But it doesn’t help that some weeks more than others, things don’t make sense precisely because of all of the other things. What will my life be like as an Asian elder in this community? Will I have to learn kungfu so that I can beat up my assailant? What will our children’s lives here be like, as the mixed children of Singaporean-Malaysian-Chinese-Indian-American lesbians? Will someone make the leap from overt benign racism, into simply overt racism, when I least expect it? Will the person who keeps calling me Chinatown as I walk past him one day, when he’s having a bad day, do something a little more? Do I represent the kinds of opportunities he feels I’ve taken away from him?
I recall a conversation I had in my teens with a teacher. I had written a letter, never sent, to the US ambassador of Singapore. Dear ambassador, it went, I think I am gay and I cannot think of any country I can be myself in other than yours.
A teacher caught wind of it. A teacher who had lived in America, to be clear. For her faults (she was extremely nationalistic, to a fault, and also probably a racist), she explained that I would be giving up one part of myself for another. Sure, you can be gay there, but you’re going to be a minority in other ways. At the time, I was outraged. What a thing to say! If anything, I should be ashamed of being a member of the oppressive ethnic majority here in my own country! (I am! Still!)
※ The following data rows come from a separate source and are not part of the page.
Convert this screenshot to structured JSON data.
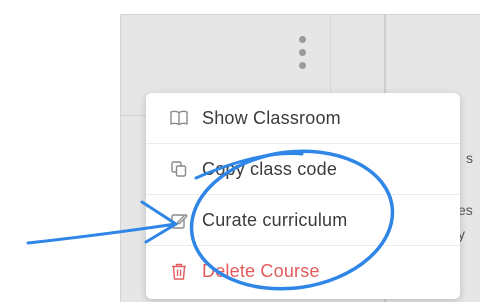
{
  "menu": {
    "items": [
      {
        "label": "Show Classroom",
        "icon": "book-icon"
      },
      {
        "label": "Copy class code",
        "icon": "copy-icon"
      },
      {
        "label": "Curate curriculum",
        "icon": "edit-icon"
      },
      {
        "label": "Delete Course",
        "icon": "trash-icon"
      }
    ]
  },
  "background": {
    "partial_text_1": "s",
    "partial_text_2": "es",
    "partial_text_3": "y"
  },
  "colors": {
    "annotation": "#2f86e6",
    "danger": "#e35a5a",
    "menu_text": "#3b3b3b",
    "icon": "#8a8a8a"
  }
}
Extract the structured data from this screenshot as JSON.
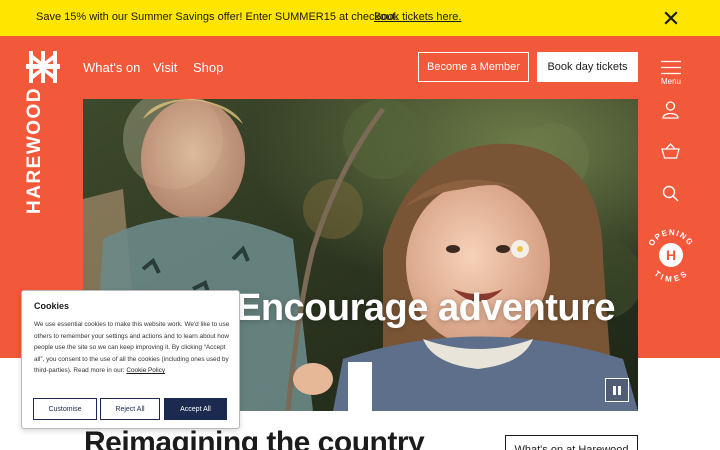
{
  "promo": {
    "text": "Save 15% with our Summer Savings offer! Enter SUMMER15 at checkout.",
    "link": "Book tickets here.",
    "close_icon": "close-icon"
  },
  "header": {
    "logo_icon": "harewood-logo",
    "nav": [
      "What's on",
      "Visit",
      "Shop"
    ],
    "member_button": "Become a Member",
    "book_button": "Book day tickets",
    "menu_label": "Menu"
  },
  "side_icons": [
    "menu-icon",
    "account-icon",
    "basket-icon",
    "search-icon",
    "opening-times-badge"
  ],
  "opening_badge": {
    "top_text": "OPENING",
    "bottom_text": "TIMES",
    "letter": "H"
  },
  "brand": {
    "vertical_name": "HAREWOOD"
  },
  "hero": {
    "headline": "Encourage adventure",
    "pause_icon": "pause-icon"
  },
  "content": {
    "heading": "Reimagining the country",
    "whats_on_button": "What's on at Harewood"
  },
  "cookie": {
    "title": "Cookies",
    "body": "We use essential cookies to make this website work. We'd like to use others to remember your settings and actions and to learn about how people use the site so we can keep improving it. By clicking “Accept all”, you consent to the use of all the cookies (including ones used by third-parties). Read more in our:",
    "policy_link": "Cookie Policy",
    "customise": "Customise",
    "reject": "Reject All",
    "accept": "Accept All"
  },
  "colors": {
    "banner": "#ffe600",
    "brand_orange": "#f2593a",
    "cookie_navy": "#1c2a4f"
  }
}
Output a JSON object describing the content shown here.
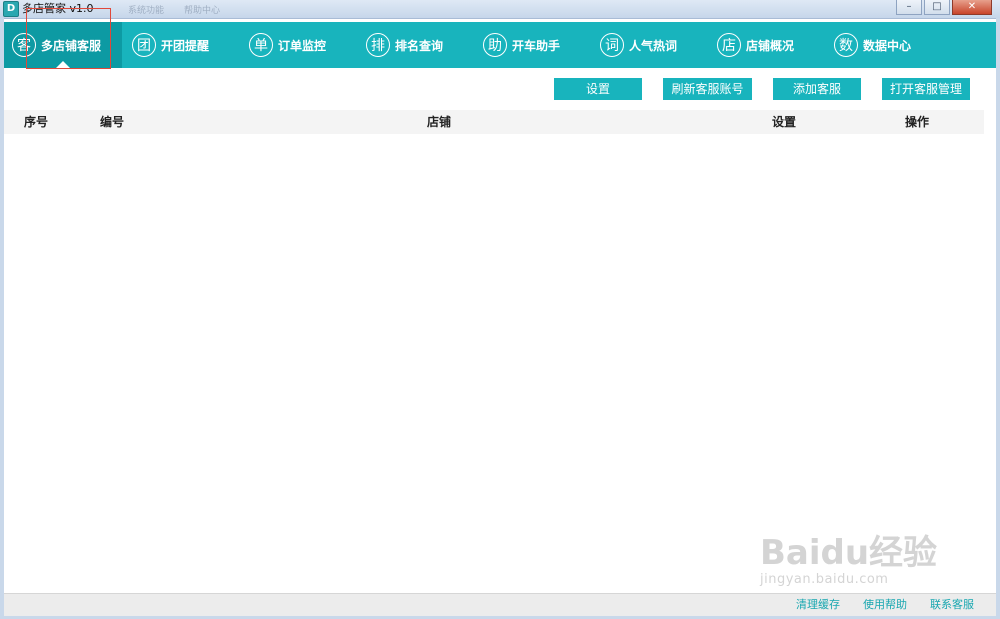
{
  "window": {
    "title": "多店管家 v1.0",
    "app_icon": "D",
    "ghost_menu": [
      "系统功能",
      "帮助中心"
    ],
    "controls": {
      "minimize": "–",
      "maximize": "□",
      "close": "✕"
    }
  },
  "nav": {
    "items": [
      {
        "icon_char": "客",
        "label": "多店铺客服",
        "active": true
      },
      {
        "icon_char": "团",
        "label": "开团提醒"
      },
      {
        "icon_char": "单",
        "label": "订单监控"
      },
      {
        "icon_char": "排",
        "label": "排名查询"
      },
      {
        "icon_char": "助",
        "label": "开车助手"
      },
      {
        "icon_char": "词",
        "label": "人气热词"
      },
      {
        "icon_char": "店",
        "label": "店铺概况"
      },
      {
        "icon_char": "数",
        "label": "数据中心"
      }
    ]
  },
  "toolbar": {
    "settings": "设置",
    "refresh_accounts": "刷新客服账号",
    "add_service": "添加客服",
    "open_management": "打开客服管理"
  },
  "table": {
    "columns": [
      "序号",
      "编号",
      "店铺",
      "设置",
      "操作"
    ],
    "rows": []
  },
  "statusbar": {
    "clear_cache": "清理缓存",
    "help": "使用帮助",
    "contact": "联系客服"
  },
  "watermark": {
    "brand": "Baidu经验",
    "url": "jingyan.baidu.com"
  },
  "colors": {
    "accent": "#18b4bd",
    "accent_dark": "#0d9aa3",
    "highlight": "#e0483a"
  }
}
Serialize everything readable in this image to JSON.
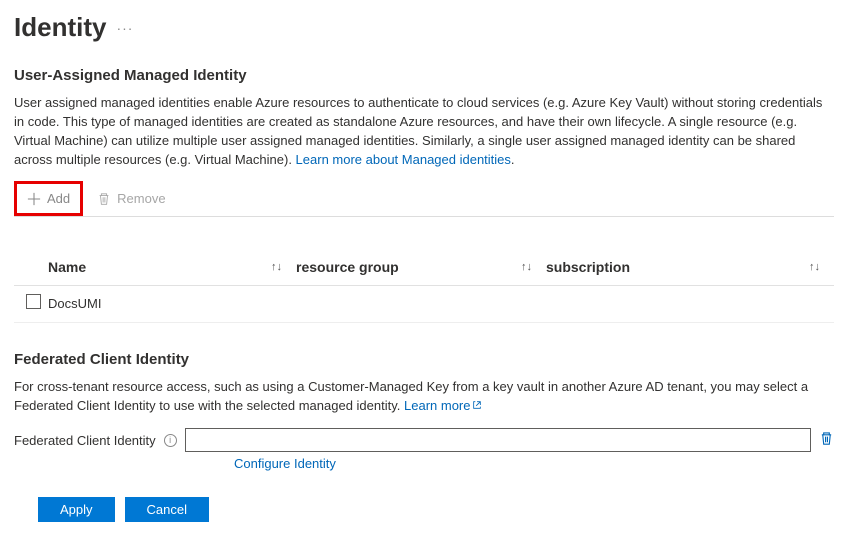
{
  "page": {
    "title": "Identity"
  },
  "uami": {
    "heading": "User-Assigned Managed Identity",
    "description_pre": "User assigned managed identities enable Azure resources to authenticate to cloud services (e.g. Azure Key Vault) without storing credentials in code. This type of managed identities are created as standalone Azure resources, and have their own lifecycle. A single resource (e.g. Virtual Machine) can utilize multiple user assigned managed identities. Similarly, a single user assigned managed identity can be shared across multiple resources (e.g. Virtual Machine). ",
    "learn_more_label": "Learn more about Managed identities",
    "description_post": "."
  },
  "toolbar": {
    "add_label": "Add",
    "remove_label": "Remove"
  },
  "table": {
    "columns": {
      "name": "Name",
      "resource_group": "resource group",
      "subscription": "subscription"
    },
    "rows": [
      {
        "name": "DocsUMI",
        "resource_group": "",
        "subscription": ""
      }
    ]
  },
  "fci": {
    "heading": "Federated Client Identity",
    "description_pre": "For cross-tenant resource access, such as using a Customer-Managed Key from a key vault in another Azure AD tenant, you may select a Federated Client Identity to use with the selected managed identity. ",
    "learn_more_label": "Learn more",
    "field_label": "Federated Client Identity",
    "input_value": "",
    "configure_label": "Configure Identity"
  },
  "buttons": {
    "apply": "Apply",
    "cancel": "Cancel"
  }
}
But it means that I am never really in fear of anything overt or covert back home. That many people trust people who look and sound like me. It also means that I don’t really have anything to prove. I don’t have to be particularly successful. can be a doctor lawyer engineer if I wanted to. If I wanted to, I can be anything I want to be back home. Or nothing, if I chose. There is no expectation riding on me to represent my community. My community is my society.
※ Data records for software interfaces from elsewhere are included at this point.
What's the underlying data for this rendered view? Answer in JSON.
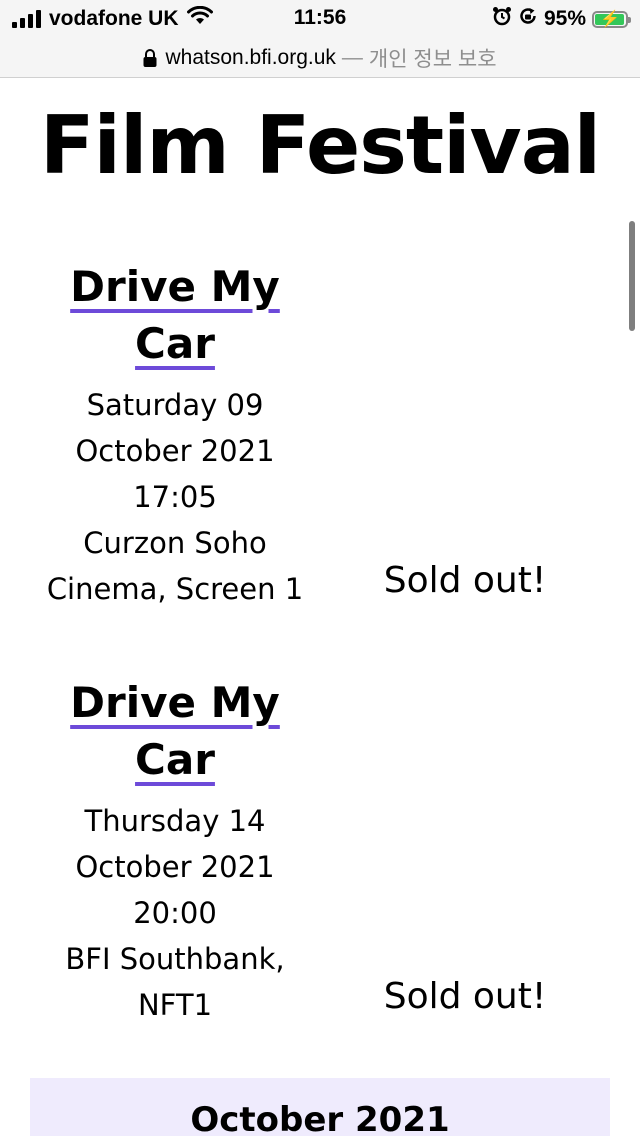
{
  "status_bar": {
    "carrier": "vodafone UK",
    "time": "11:56",
    "battery_percent": "95%",
    "battery_level": 0.95,
    "battery_color": "#33c759",
    "icons": [
      "signal-icon",
      "wifi-icon",
      "alarm-icon",
      "orientation-lock-icon",
      "battery-icon"
    ]
  },
  "browser": {
    "url_host": "whatson.bfi.org.uk",
    "separator": "—",
    "privacy_label": "개인 정보 보호"
  },
  "page": {
    "title": "Film Festival",
    "accent_color": "#6d4ad9",
    "month_header_bg": "#efebfd"
  },
  "screenings": [
    {
      "film_title": "Drive My Car",
      "day": "Saturday 09",
      "month_year": "October 2021",
      "time": "17:05",
      "venue_line1": "Curzon Soho",
      "venue_line2": "Cinema, Screen 1",
      "availability": "Sold out!"
    },
    {
      "film_title": "Drive My Car",
      "day": "Thursday 14",
      "month_year": "October 2021",
      "time": "20:00",
      "venue_line1": "BFI Southbank,",
      "venue_line2": "NFT1",
      "availability": "Sold out!"
    }
  ],
  "month_header": {
    "label": "October 2021"
  }
}
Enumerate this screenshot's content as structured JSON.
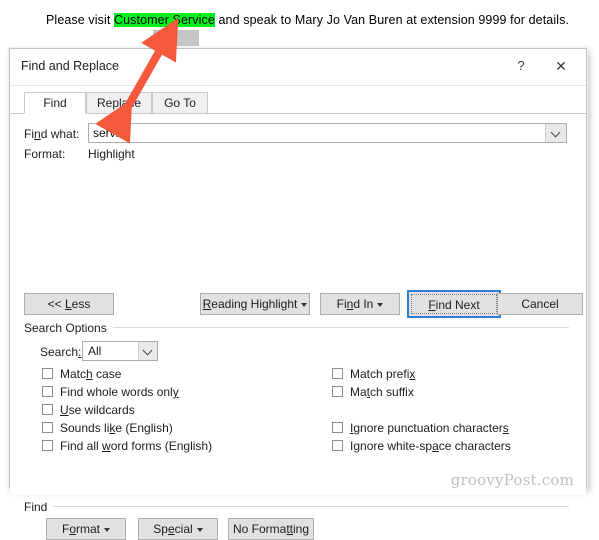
{
  "document": {
    "sentence_parts": [
      {
        "text": "Please visit ",
        "highlight": false
      },
      {
        "text": "Customer Service",
        "highlight": true
      },
      {
        "text": " and speak to Mary Jo Van Buren at extension 9999 for details.",
        "highlight": false
      }
    ],
    "full_sentence": "Please visit Customer Service and speak to Mary Jo Van Buren at extension 9999 for details.",
    "highlighted_text": "Customer Service",
    "highlight_color": "#00f11d",
    "selection_color": "#c6c6c6"
  },
  "dialog": {
    "title": "Find and Replace",
    "help_icon": "question-mark-icon",
    "close_icon": "close-x-icon",
    "tabs": [
      {
        "label": "Find",
        "active": true
      },
      {
        "label": "Replace",
        "active": false
      },
      {
        "label": "Go To",
        "active": false
      }
    ],
    "find_what": {
      "label": "Find what:",
      "value": "service",
      "placeholder": "",
      "dropdown_icon": "chevron-down-icon"
    },
    "format": {
      "label": "Format:",
      "value": "Highlight"
    },
    "actions": {
      "less": "<< Less",
      "reading_highlight": "Reading Highlight",
      "find_in": "Find In",
      "find_next": "Find Next",
      "cancel": "Cancel"
    },
    "search_options": {
      "group_label": "Search Options",
      "search_label": "Search:",
      "search_value": "All",
      "search_dropdown_icon": "chevron-down-icon",
      "left_checkboxes": [
        {
          "label": "Match case",
          "checked": false
        },
        {
          "label": "Find whole words only",
          "checked": false
        },
        {
          "label": "Use wildcards",
          "checked": false
        },
        {
          "label": "Sounds like (English)",
          "checked": false
        },
        {
          "label": "Find all word forms (English)",
          "checked": false
        }
      ],
      "right_checkboxes": [
        {
          "label": "Match prefix",
          "checked": false
        },
        {
          "label": "Match suffix",
          "checked": false
        },
        {
          "label": "Ignore punctuation characters",
          "checked": false
        },
        {
          "label": "Ignore white-space characters",
          "checked": false
        }
      ]
    },
    "find_group": {
      "group_label": "Find",
      "format_button": "Format",
      "special_button": "Special",
      "no_formatting_button": "No Formatting"
    }
  },
  "watermark": "groovyPost.com",
  "annotation": {
    "arrow_color": "#f4593c",
    "type": "double-headed-arrow"
  }
}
Here, even if I feel like many of the struggles of the Asian-American community are not my own, I am starting to be subsumed by it. The things that live in my head: am I Chinese? Am I Southeast Asian? Am I (some very specific group of some ethnicity)? Are really just my struggles. I am reminded me the Singaporean Chinese people like me, who, unlike me, were actually victims of racial assault elsewhere. I am reminded of Vincent Chin, who was killed by people who were angry at perceived Japanese domination in the auto industry in Detroit, despite not being Japanese at all. I am reminded of the Chinese-Filipino Asian elder who was beat up, obviously, because he looked Chinese, even if they might not see themselves that way. I am reminded of all of the micro-aggressions of the ni-haoing crowd directed at all people who look like they should know the term and who sometimes face violence when they do not respond, even if they are Thai, Hmong, Vietnamese, Korean.
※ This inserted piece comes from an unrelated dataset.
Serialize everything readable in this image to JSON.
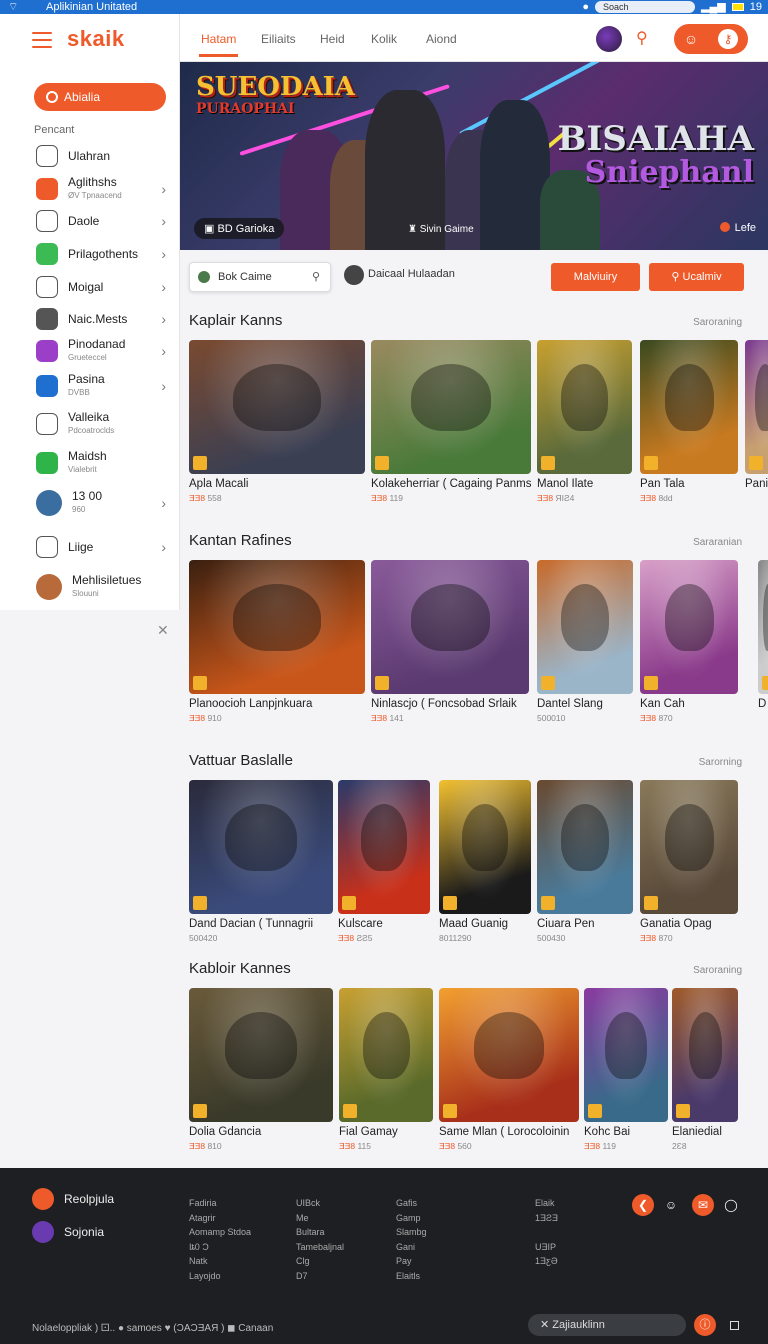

Ultimately, we all play our bits in white supremacist structures that overtly support these acts of violence by calling them ‘just a bad day’; that covertly support more acts of violence by playing down our grief. If you are grieving this week, and I say this particularly to the people who don’t feel Asian enough, who don’t feel Asian-American enough, to Black-Asian people who have to hold the grief of all of their communities at once, your grief is valid. I won’t pretend there’s a single imagined community here that will support all of your grief, but your grief and despair is valid and you can feel whatever you want to feel about any and all of it.
We shouldn’t have to be attacked for how we look or who we are; and we shouldn’t have to minimize our grieving because of how our cultures are perceived, grossly and inaccurately, by the same people who are the cause of our grief.
Maybe one day I will have more eloquent thoughts on this topic, but for now, this is it.